For starters, the name of the new breed sent to destroy the disease-carrying cockroaches was the Judas Breed. For those of you who know about religious, Judas was one of the 12 disciples of Christ who, for the price of 30 pieces of silver, turned him over to the High Priest Caiaphas who then turned him over to Pontius Pilate’s soldiers. Eventually, Jesus’ capture led to his inevitable crucifixion and death. Judas was known for betraying Christ and committed suicide by hanging himself. The Judas Breed (a combination of cockroach, termite and mantis) works very similar to the way the story of Christ’s betrayal played out only with bugs instead of people and eradication instead of crucifixion. The Judas insect will work its way into the cockroach tunnels, seemingly undetected and untouched by the cockroaches, and would secrete an enzyme that attracts the roaches. Thinking everything is okay, the roaches begin to eat the enzyme, which speeds up their metabolism and kills them. The Judas Breed effectively gained the trust of the roaches only to kill them.
As the story progresses, the Judas insect begins to evolve to resemble a human but still maintains its insect qualities and hunting strategies. By seeing humans as the invading species, the insect turns against us to use us as food and to eliminate competition. Again, the theme of betrayal and backstabbing is played out. It’s also interesting to note that when the Judas insect becomes a fully evolved adult, with it’s sharpened forelegs and long wings, it resembles death itself… the grim reaper in insect form. This may not have anything to do with religion but many religions see the Grim Reaper as a symbolic representation of death.
There are several cathedral-like buildings; there is a library with a giant stained glass window that resembles a cathedral, the sewers are large and open like cathedrals and even bare architectural similarities. One of the ways to get to the Judas insect hive is through a church where a priest was pushed off a building by a Judas insect. Aside from the library, it seems like an area with a mere resemblance of a church has bad things happen in it. A young boy, who later gets kidnapped by a Judas insect, is told by his father that the church across their apartment is a bad place. The church is run-down, musty, deserted and has broken statues of Christ and his followers. I see the church as a representation of an old “idea” dying and a new “idea” (religion) becoming the dominant practice. People have turned their backs against the church and now look to science for guidance. In the end, nature has the final call and we were betrayed by it or so the movie has proclaimed.
Manny, the young boy’s shoe-shining father is seen as a caring but very independent Christian who carries around a cross with him everywhere he goes. Spoiler: it’s sad that he was brutally attacked and killed by a Judas insect but I think the fact that his cross, shown as a protector, failed to so do in the eyes of science’s greatest invention. The only religious person in the whole movie was literally backstabbed by an abomination of science; the relationship between religion and science couldn’t have been shown better.

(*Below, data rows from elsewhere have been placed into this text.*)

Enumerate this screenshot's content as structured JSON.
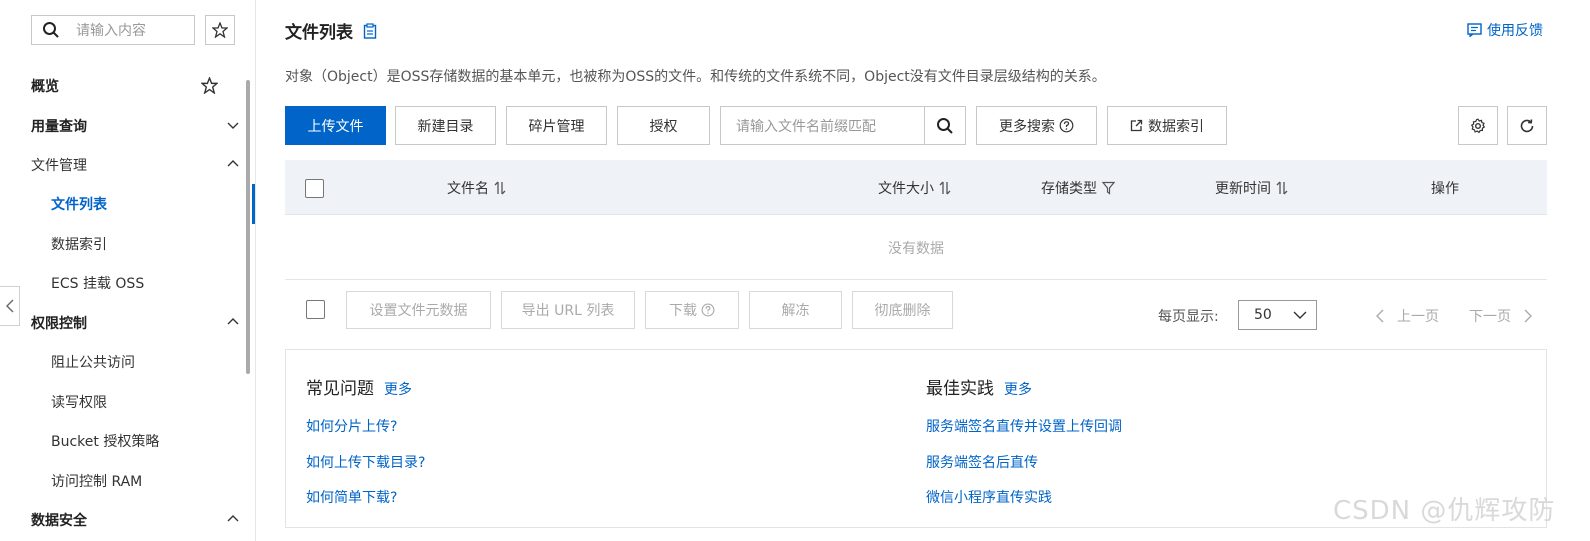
{
  "sidebar": {
    "search_placeholder": "请输入内容",
    "items": [
      {
        "label": "概览"
      },
      {
        "label": "用量查询"
      },
      {
        "label": "文件管理"
      },
      {
        "label": "文件列表"
      },
      {
        "label": "数据索引"
      },
      {
        "label": "ECS 挂载 OSS"
      },
      {
        "label": "权限控制"
      },
      {
        "label": "阻止公共访问"
      },
      {
        "label": "读写权限"
      },
      {
        "label": "Bucket 授权策略"
      },
      {
        "label": "访问控制 RAM"
      },
      {
        "label": "数据安全"
      }
    ]
  },
  "header": {
    "title": "文件列表",
    "feedback": "使用反馈",
    "description": "对象（Object）是OSS存储数据的基本单元，也被称为OSS的文件。和传统的文件系统不同，Object没有文件目录层级结构的关系。"
  },
  "toolbar": {
    "upload": "上传文件",
    "new_dir": "新建目录",
    "fragments": "碎片管理",
    "authorize": "授权",
    "search_placeholder": "请输入文件名前缀匹配",
    "more_search": "更多搜索",
    "data_index": "数据索引"
  },
  "table": {
    "columns": {
      "name": "文件名",
      "size": "文件大小",
      "storage": "存储类型",
      "updated": "更新时间",
      "actions": "操作"
    },
    "empty": "没有数据"
  },
  "bulk": {
    "set_meta": "设置文件元数据",
    "export_url": "导出 URL 列表",
    "download": "下载",
    "unfreeze": "解冻",
    "delete": "彻底删除"
  },
  "pagination": {
    "per_page_label": "每页显示:",
    "per_page_value": "50",
    "prev": "上一页",
    "next": "下一页"
  },
  "faq": {
    "title": "常见问题",
    "more": "更多",
    "links": [
      "如何分片上传?",
      "如何上传下载目录?",
      "如何简单下载?"
    ]
  },
  "best": {
    "title": "最佳实践",
    "more": "更多",
    "links": [
      "服务端签名直传并设置上传回调",
      "服务端签名后直传",
      "微信小程序直传实践"
    ]
  },
  "watermark": "CSDN @仇辉攻防",
  "colors": {
    "accent": "#0064c8",
    "header_bg": "#eff3f8"
  }
}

I’m absolutely positive there is more to the story than what I could uncover. As offbeat as Mimic may seem, it’s a pretty well made movie that dives into the battle between modern science and popular religion. Though any allusion towards religion isn’t spoon-fed to us, it’s not that hard to see once you notice the beginning and how the camera tries to focus on the flickering neon cross. Some people might pass this off as being a passable Guillermo del Toro film but I think he was trying to say something here. I do want to close this article by saying something that always fascinated me about insects work; they don’t have any remorse, they’re hard-working and they aren’t governed by laws or gods… they do what needs to be done to protect their colony.
The massive stained glass window in the library.